After many years of trying, M and I finally went together for Durga Puja this year. I must confess that all the trying was on M‘s part and I was always the person who dropped out. When I finally made it to the Pujo this year and experienced the Anjali in all its glory, I was moved beyond words. The experience was something so different from my usual Pandal hopping.
Thank you, M, and may you never stop trying with me!
I have known M for close to 8 years now, having met her during a 1-year executive management program conducted by IIM-Calcutta. She and I were the only ladies in the Mumbai batch, but I think we became instant fast friends is that we are so very alike in thought and deed. And the instant click with her extended family certainly made the bond stronger! 🙂
Two of our common interests are spirituality and food. It is with M that I attended my first ever Bengali Saraswati Puja, while M and her family came to Siddhi Vinayak for the first time with me. As for food, well, M and her mom are both the most amazing cooks I have ever known. The Omeletter Jhol or Bengali Omelette Curry that I blogged eons ago is one of M’s many contributions to my culinary repertoire.
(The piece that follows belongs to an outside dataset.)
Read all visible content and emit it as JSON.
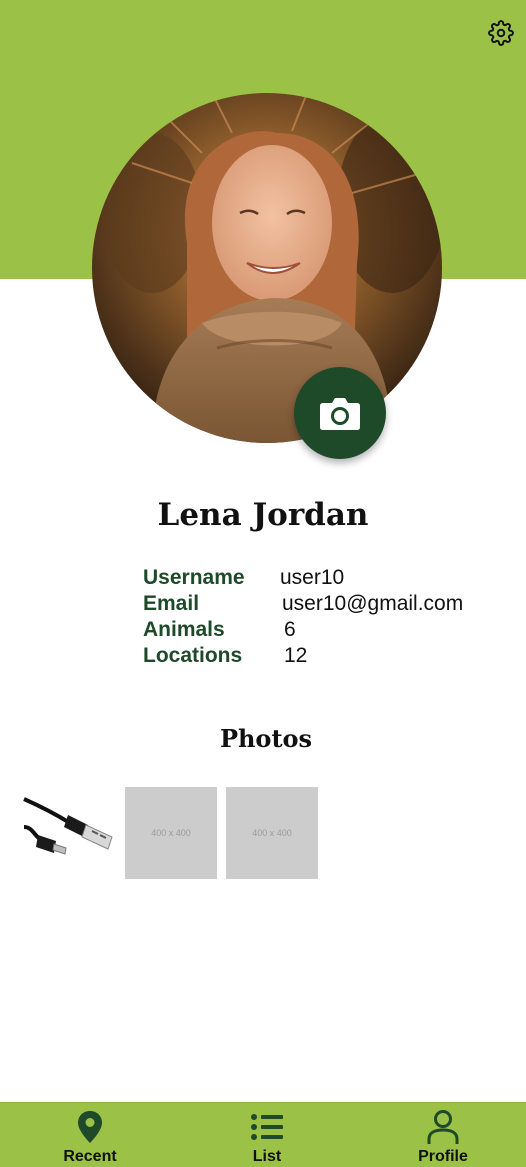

Anyway, coming back to the Durga Puja story, after the Anjali, M and I stood patiently in a long line for the bhog which was piping hot and most divine Khichuri. While I have had Bengali Khichuri many, many times, there is something about Bhoger Khichuri or Khichuri offered as Bhog that is special. I guess that is true of all naivedyams; they somehow taste different and divine. The Bhoger Khichuri is a Niramish Khichuri, which means it is a vegetarian Khichuri. It is also a version that does not use any onion or garlic.
The Ramakrishna Mission Durga Pujo is generous in its serving of the Bhoger Khichuri, but I was left craving for more. So this Saturday, I made the Niramish Khichuri with one of its traditional accompaniments, Baigun Bhaja. What a treat it was as a Saturday lunch!
How to Make Bengali Bhoger Khichuri | Niramish Khichuri with Baigun Bhaja
- Moong Dal or Husked Green Gram – 1 Cup
- Govindobhog Rice or Any Other Short-Grained Rice – 1 Cup
- Potatoes – 2 Large
- Cauliflower Florets – 1 Cup
- Peas – 1/2 Cup
- Tomato – 1 Large (Optional)
- Grated Fresh Ginger- 1 tbsp
- Roasted Cumin Powder – 1 tsp
- Red Chilli Powder – 1/2 tsp
- Turmeric Powder – 1 tsp
- Sugar – 1/4 tsp
- Bay Leaves – 2
- Cumin Seeds – 1 tsp
- Cloves – 4
- Cinnamon – 2″ stick
- Green Cardamom – 3
- Red Chillies – 2
- Mustard Oil – 1/4 Cup
- Salt to Taste
- Wash the rice well and soak it in 2 Cups water.
- In a heavy-bottomed wok or kadhai, over medium heat, dry roast the moong dal till it just starts to change color.
- Peel and chop the potatoes into 1″ cubes.
- Chop the tomato into fine pieces.
- In a large wok or degchi (heavy bottomed vessel), heat the mustard oil till it starts smoking.
- Turn the heat down to medium and wait till the oil stops smoking.
- Add the potatoes and cauliflower florets, and fry till they just start to turn brown.
- Take the potato pieces and cauliflower florets, and set them aside.
- To the same oil, add the cumin seeds and stir-fry for a minute.
- Add cloves, cinnamon, bay leaves, green cardamom, and whole red chillies.
- Stir-fry for 2 minutes.
- Turn the heat to low.
- Add cumin powder, red chilli powder, and grated ginger.
- Stir-fry for one minute.
- Add the tomato and fry for a 2-3 minutes.
- Add the roasted moong dal and stir-fry for 2-3 minutes.
- Add 2 Cups of water and cover the vessel.
- Turn the heat to medium-high.
- After 5 minutes, the water will start to simmer.
- Add the cauliflower, potato, and peas.
- Cover and cook for 5 minutes. Stir occasionally.
- Add the rice along with the water and turmeric powder.
- Mix well.
- Cover and cook, stirring occasionally till the rice and dal are of mashable consistency. Add water, if required.
- Add the salt and sugar. Mix well.
- Serve Niramish Khichuri hot with a generous helping of ghee and Baigun Bhaja.
- Do not use Basmati rice to make this khichuri. Use any short-grained rice that is available; Govindobhog is recommended.
- Use mustard oil as much as possible. Heating mustard oil to its smoking point makes it change color and lose the strong raw mustard odour. Without mustard oil, the Bhoger Khichuri loses a certain je ne sais quois. 🙁
- Many recipes I have seen fry the peas with the potatoes and cauliflower. I add peas when I do so that they retain their color.
- You could add 1/4 tsp of Garam Masala at the very end.